The possible downside—market saturation.
“We have a lot of concern surrounding overproduction and new varieties that have taken off slowly,” Sommers continues.
“While we’re certainly improving the flavor profile and eating experience for consumers, purchasing habits have not caught up to that volume. We need to improve consumption through trial and repeat purchases, so our retailers feel more confident in carrying new SKUs long term.”
New varieties are displacing old standards to the extent that some sources fret about the future of the venerable Red Delicious and Macintosh. But there is concern about newer varieties too.
Indeed, the apple industry faces a discrepancy common in fresh produce today: many stories and articles touting the health benefits of fruits and vegetables, coupled with unimpressive growth.
Sommers is concerned about declining consumption rates; data for the fourth quarter of 2020 showed flat, unchanged apple performance from the previous year.
“Pre-Covid, we’d seen a dip in volume, which many attributed to the growth in clementine sales and newer grape varieties,” she says.
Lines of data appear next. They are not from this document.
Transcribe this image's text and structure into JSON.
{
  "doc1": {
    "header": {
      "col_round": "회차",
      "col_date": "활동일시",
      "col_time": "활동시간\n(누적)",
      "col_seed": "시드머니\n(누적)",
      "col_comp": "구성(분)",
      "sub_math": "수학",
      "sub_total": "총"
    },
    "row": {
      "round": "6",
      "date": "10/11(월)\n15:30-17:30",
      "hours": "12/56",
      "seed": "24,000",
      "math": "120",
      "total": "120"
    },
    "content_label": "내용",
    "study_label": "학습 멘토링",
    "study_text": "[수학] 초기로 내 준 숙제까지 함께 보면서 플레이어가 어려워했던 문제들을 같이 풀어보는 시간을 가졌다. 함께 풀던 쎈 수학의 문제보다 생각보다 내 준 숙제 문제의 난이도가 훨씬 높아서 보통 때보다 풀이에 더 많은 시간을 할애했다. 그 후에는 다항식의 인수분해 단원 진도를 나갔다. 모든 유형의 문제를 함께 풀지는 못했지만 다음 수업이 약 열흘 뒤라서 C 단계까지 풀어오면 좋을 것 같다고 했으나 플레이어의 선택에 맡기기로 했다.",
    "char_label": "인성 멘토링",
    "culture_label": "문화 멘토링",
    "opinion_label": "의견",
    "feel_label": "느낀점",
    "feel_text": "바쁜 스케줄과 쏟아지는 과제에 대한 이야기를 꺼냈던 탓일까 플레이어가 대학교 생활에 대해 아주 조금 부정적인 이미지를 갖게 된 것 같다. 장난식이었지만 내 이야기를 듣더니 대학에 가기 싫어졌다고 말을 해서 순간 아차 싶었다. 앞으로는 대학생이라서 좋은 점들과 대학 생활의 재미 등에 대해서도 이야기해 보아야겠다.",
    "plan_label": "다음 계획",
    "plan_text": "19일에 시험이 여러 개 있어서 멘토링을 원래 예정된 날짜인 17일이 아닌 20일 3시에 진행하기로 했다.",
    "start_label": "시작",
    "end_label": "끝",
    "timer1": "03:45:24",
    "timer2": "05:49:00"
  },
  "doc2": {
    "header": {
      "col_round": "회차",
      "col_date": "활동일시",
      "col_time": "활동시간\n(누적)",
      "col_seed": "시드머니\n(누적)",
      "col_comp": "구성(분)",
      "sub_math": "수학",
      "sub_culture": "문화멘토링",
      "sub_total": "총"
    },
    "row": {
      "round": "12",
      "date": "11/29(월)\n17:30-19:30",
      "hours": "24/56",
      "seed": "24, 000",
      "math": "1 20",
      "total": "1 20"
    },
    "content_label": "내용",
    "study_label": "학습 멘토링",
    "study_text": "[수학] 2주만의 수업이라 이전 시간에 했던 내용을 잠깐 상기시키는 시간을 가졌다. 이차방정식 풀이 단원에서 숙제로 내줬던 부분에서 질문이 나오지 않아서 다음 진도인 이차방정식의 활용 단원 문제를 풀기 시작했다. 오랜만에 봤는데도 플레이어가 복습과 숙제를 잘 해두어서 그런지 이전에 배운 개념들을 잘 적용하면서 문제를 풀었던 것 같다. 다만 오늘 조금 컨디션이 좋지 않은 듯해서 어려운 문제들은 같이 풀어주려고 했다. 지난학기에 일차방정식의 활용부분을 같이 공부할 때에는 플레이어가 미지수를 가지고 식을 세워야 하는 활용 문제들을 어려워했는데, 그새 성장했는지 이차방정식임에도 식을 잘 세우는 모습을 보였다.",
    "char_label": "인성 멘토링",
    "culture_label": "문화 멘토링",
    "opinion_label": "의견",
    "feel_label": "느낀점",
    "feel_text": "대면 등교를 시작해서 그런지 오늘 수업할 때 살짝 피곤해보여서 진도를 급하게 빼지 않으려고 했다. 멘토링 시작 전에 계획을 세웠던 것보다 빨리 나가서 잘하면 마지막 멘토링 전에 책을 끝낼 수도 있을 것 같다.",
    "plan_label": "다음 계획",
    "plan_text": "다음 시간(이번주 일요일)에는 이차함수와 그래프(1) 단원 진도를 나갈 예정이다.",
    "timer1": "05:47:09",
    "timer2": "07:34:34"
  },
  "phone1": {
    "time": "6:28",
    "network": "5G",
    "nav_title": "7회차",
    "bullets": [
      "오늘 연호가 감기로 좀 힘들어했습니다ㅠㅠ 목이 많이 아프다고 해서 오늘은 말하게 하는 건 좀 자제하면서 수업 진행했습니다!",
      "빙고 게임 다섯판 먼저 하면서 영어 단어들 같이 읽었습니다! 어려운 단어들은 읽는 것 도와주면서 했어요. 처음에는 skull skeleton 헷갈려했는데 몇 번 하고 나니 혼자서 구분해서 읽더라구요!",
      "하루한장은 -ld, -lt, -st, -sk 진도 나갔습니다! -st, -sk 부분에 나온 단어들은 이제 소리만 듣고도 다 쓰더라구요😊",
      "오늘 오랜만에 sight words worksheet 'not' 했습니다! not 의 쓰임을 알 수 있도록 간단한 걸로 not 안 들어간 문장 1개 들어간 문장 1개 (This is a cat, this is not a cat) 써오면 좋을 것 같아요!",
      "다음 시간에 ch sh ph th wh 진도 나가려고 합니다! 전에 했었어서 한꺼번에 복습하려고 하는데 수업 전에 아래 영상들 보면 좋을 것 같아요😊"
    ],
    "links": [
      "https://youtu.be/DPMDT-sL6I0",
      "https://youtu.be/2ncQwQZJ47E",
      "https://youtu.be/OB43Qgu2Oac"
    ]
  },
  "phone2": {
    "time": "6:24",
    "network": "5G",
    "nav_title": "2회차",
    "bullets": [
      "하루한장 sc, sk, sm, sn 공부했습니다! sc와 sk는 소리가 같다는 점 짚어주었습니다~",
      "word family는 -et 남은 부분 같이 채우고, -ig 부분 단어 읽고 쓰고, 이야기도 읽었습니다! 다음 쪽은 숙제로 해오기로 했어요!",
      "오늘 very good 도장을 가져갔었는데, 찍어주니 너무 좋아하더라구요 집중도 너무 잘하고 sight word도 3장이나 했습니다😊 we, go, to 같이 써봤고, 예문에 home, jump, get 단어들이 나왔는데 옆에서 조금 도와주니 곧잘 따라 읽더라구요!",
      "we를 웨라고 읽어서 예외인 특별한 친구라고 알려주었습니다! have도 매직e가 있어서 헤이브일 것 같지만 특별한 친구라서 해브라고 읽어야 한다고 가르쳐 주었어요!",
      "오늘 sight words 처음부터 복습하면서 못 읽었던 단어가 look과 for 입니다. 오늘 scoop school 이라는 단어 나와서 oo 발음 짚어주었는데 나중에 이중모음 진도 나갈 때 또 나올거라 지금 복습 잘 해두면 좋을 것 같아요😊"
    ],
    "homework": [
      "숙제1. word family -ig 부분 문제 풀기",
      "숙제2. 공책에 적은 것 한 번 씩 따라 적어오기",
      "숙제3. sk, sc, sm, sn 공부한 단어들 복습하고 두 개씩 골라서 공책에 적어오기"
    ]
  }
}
But regarding total U.S. apple performance during the fourth quarter, she says “dollar and volume changes in apples were below the total produce department and fruits in general.”
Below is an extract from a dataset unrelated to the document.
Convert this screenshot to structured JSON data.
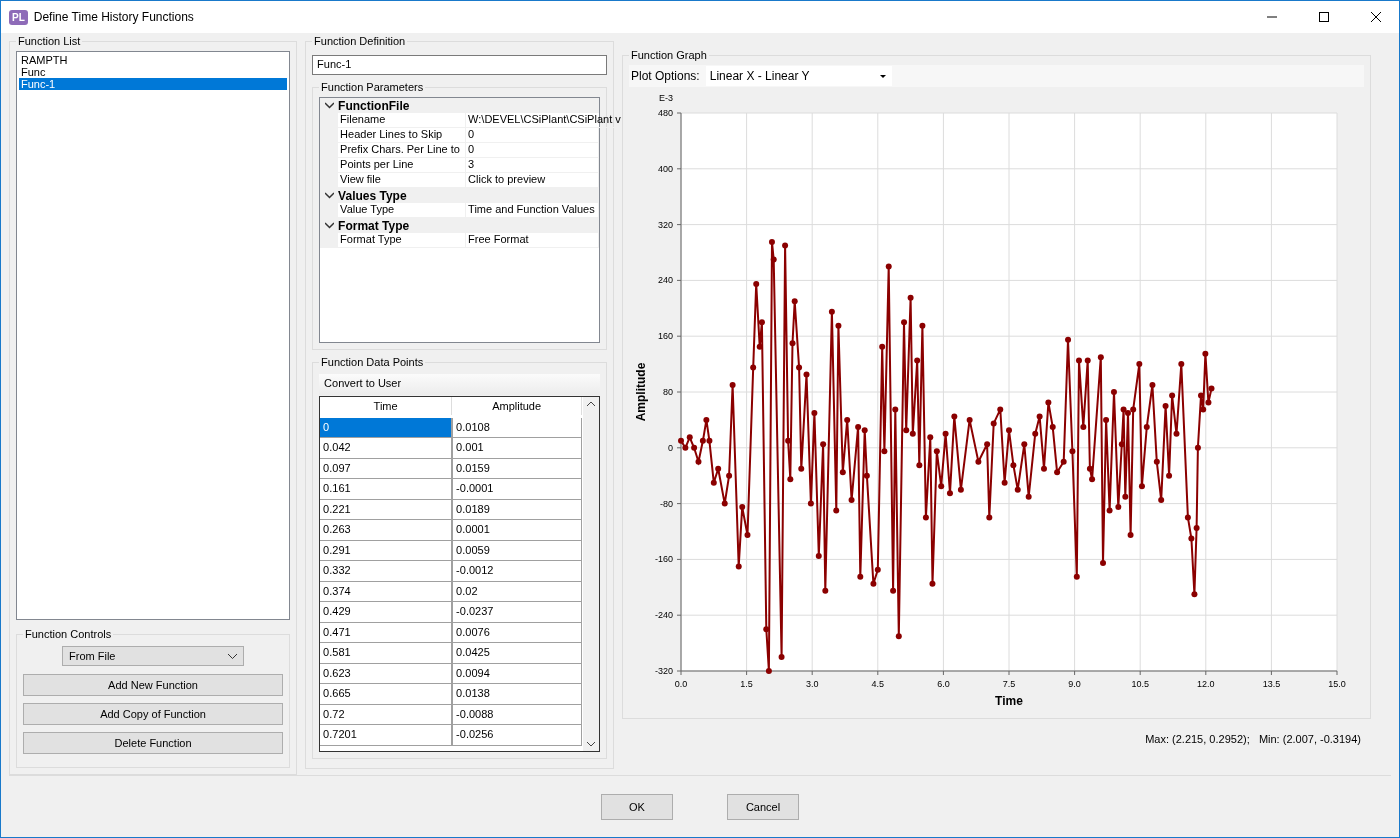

To put it simply, the coronavirus, a boon to retail grocery and to fruit and vegetable sales in general, didn’t help apples as much as it did other items.
“Consumption trends are somewhat flat,” says Mac Riggan, director of marketing for Chelan Fresh Marketing BB #:170403 in Chelan, WA, though he notes that Chelan’s production has grown over recent years. “We seem to sell everything we grow; it’s not like we’re throwing away a ton of apples.”
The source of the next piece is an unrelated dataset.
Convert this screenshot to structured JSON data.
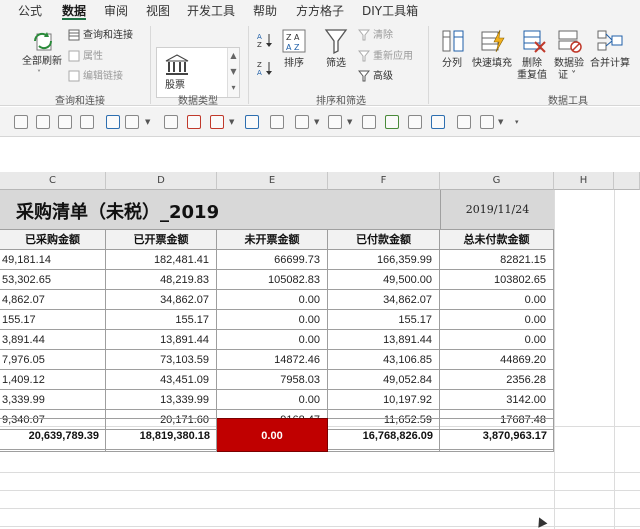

“Consumption is difficult to pin down,” he adds. Information about how apples are consumed—fresh versus dried, for example—is “not very detailed.”
Yet he believes, like practically everyone else in the industry, that apple consumption needs to increase.
Diane Smith, executive director for the Michigan Apple Committee BB #:157755, has a somewhat different view.
“The pandemic has boosted sales in most areas of produce, and apples are no exception. We saw tremendous growth in the category last spring, and it has continued through the fall,” she says.
Packaged produce, in particular, she notes “has been an agent for growth in the apple category.”
Sentiment about the future appears to be generally cautious.
Nick Mascari, president of BelleHarvest Sales, says, “We’re competing in a crowded, commoditized industry, where customers have more choices than at any point before, and supply has exceeded demand.
“The industry, especially on the regional side, has too many players,” he contends, “and I predict a consolidation of sales marketing arms, with the weaker players getting forced out of the market. The consolidation will create economies of scale and make the marketplace more competitive.”
The proliferation of varieties, while a boon for consumers, creates problems for the industry.
Cynthia Haskins, president and CEO of the New York Apple Association BB #:153673, lists “securing shelf space for the many apple varieties” as a top industry concern and stresses the need for “an opportunity to work with our retail partners on educating consumers on the flavor characteristics.”
This is an excerpt from the Apple Spotlight in the July/August 2021 issue of Produce Blueprints Magazine. Click here to read the whole issue.